US5499617 *Mar 17, 1995Mar 19, 1996Honda Giken Kogyo Kabushiki KaishaEvaporative fuel control system in internal combustion engine
US5546919 *Aug 29, 1994Aug 20, 1996Yamaha Hatsudoki Kabushiki KaishaOperating arrangement for gaseous fueled engine
US5694904 *Jan 17, 1997Dec 9, 1997Toyota Jidosha Kabushiki KaishaEvaporative control system for multicylinder internal combustion engine
US6564779 *Feb 26, 2001May 20, 2003Futaba Industrial Co., Ltd.Evaporated fuel treatment device
US7216638Jul 6, 2006May 15, 2007Brunswick CorporationControl of exhaust gas stoichiometry with inducted secondary air flow
US7367330 *Jul 27, 2006May 6, 2008Denso CorporationInternal combustion engine controller
US20070023020 *Jul 27, 2006Feb 1, 2007Denso CorporationInternal combustion engine controller
EP0444517A2 *Feb 20, 1991Sep 4, 1991Nippondenso Co., Ltd.Self-diagnosis apparatus in a system for prevention of scattering of fuel evaporation gas
EP0489493A2 *Oct 31, 1991Jun 10, 1992Ford Motor Company LimitedAir/fuel ratio control system and method for fuel vapour purging
EP0640756A2 *Aug 31, 1994Mar 1, 1995Yamaha Hatsudoki Kabushiki KaishaCharge forming device for gas fueled engines
Classifications
U.S. Classification123/694, 123/700, 123/699
International ClassificationF02M7/24, F02D35/00, F02D41/00, F02M25/08
Cooperative ClassificationF02M7/24, F02D35/0076, F02D41/0042, F02M25/08, F02D41/0032
European ClassificationF02D41/00F4D, F02D41/00F4B, F02D35/00D4B6, F02M25/08, F02M7/24
Legal Events
DateCodeEventDescription
Apr 6, 1988ASAssignment
Owner name: TOYOTA JIDOSHA KABUSHIKI KAISHA, 1, TOYOTA-CHO, TO
Free format text: ASSIGNMENT OF ASSIGNORS INTEREST.;ASSIGNORS:URANISHI, KOUJI;ITOU, TAKAAKI;REEL/FRAME:004866/0771
Effective date: 19880323
Owner name: TOYOTA JIDOSHA KABUSHIKI KAISHA,JAPAN

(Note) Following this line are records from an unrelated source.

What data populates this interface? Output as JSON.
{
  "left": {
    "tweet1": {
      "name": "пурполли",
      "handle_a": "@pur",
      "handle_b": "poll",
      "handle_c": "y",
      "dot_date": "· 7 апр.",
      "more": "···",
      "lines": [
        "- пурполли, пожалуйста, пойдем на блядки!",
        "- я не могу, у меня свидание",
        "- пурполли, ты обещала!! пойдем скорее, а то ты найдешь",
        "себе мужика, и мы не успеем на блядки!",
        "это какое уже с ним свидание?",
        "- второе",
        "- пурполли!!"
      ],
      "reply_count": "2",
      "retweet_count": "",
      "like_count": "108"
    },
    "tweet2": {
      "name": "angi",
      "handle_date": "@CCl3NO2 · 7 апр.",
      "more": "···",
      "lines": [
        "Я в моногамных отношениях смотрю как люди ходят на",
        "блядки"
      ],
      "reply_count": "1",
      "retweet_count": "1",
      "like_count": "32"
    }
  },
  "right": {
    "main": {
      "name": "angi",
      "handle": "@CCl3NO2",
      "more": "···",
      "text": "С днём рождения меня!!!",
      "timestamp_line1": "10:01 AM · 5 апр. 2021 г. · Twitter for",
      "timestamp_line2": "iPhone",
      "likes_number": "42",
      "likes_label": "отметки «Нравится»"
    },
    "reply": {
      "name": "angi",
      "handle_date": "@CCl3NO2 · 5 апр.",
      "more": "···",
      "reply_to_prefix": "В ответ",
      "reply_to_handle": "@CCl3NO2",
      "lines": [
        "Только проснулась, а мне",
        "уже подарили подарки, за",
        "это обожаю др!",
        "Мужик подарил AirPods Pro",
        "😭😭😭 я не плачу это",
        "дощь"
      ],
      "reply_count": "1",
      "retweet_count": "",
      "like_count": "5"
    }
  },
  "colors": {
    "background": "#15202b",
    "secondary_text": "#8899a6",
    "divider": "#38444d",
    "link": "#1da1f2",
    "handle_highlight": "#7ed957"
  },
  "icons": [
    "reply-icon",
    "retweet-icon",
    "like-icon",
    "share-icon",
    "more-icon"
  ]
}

Free format text: ASSIGNMENT OF ASSIGNORS INTEREST;ASSIGNORS:URANISHI, KOUJI;ITOU, TAKAAKI;REEL/FRAME:004866/0771
Effective date: 19880323
Dec 14, 1992FPAYFee payment
Year of fee payment: 4
Dec 12, 1996FPAYFee payment
Year of fee payment: 8
Dec 8, 2000FPAYFee payment
Year of fee payment: 12